Go through the data and copy each line where the string "Etch" appears.

** Opening MATERIAL FOR THE TASK block **

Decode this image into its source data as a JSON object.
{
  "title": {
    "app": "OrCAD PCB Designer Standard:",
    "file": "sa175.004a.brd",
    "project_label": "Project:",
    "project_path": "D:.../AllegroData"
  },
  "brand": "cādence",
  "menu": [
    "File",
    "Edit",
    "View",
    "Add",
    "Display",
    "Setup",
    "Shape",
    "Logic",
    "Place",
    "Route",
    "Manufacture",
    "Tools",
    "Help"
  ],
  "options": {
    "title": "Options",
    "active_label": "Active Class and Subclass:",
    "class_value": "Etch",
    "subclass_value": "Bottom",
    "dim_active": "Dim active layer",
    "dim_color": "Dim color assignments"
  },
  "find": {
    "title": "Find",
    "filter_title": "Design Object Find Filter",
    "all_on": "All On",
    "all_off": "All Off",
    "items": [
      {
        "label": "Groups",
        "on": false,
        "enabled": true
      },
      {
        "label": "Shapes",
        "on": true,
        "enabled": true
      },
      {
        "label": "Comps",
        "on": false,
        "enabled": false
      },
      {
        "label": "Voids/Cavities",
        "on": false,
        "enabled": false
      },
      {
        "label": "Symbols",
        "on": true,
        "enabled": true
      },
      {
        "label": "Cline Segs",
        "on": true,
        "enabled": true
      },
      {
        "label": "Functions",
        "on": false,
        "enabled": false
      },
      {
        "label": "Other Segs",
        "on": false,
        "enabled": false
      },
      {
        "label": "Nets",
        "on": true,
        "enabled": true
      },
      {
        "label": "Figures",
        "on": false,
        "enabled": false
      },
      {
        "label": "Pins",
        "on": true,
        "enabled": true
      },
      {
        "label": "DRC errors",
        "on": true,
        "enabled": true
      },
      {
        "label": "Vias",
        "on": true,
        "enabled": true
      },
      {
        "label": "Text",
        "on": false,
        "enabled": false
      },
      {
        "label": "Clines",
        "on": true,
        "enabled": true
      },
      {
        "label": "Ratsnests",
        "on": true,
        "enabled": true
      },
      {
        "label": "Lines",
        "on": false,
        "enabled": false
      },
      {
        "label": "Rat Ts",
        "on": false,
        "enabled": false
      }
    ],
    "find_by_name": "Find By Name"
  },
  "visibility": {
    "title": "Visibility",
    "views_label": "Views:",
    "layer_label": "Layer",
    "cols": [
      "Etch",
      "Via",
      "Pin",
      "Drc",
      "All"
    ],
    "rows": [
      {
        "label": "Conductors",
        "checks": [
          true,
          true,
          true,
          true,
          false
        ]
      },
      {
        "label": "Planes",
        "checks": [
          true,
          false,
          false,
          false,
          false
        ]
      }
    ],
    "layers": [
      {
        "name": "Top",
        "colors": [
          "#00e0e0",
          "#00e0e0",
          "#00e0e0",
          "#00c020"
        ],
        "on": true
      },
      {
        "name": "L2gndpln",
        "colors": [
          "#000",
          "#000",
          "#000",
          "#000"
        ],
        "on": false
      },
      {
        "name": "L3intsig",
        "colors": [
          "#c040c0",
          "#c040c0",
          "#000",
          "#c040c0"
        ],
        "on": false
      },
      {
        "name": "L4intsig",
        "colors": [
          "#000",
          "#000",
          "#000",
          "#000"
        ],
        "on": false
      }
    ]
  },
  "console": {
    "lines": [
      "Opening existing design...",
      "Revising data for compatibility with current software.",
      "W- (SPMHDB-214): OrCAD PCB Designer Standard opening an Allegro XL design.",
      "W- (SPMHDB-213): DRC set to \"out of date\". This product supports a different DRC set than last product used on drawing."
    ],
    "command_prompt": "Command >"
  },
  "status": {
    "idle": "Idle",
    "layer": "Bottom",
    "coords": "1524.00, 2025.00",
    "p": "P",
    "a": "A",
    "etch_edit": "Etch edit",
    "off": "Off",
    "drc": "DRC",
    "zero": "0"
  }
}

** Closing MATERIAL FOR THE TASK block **

- _EXPECTED OUTPUT_
    "class_value": "Etch",
      "Etch",
    "etch_edit": "Etch edit",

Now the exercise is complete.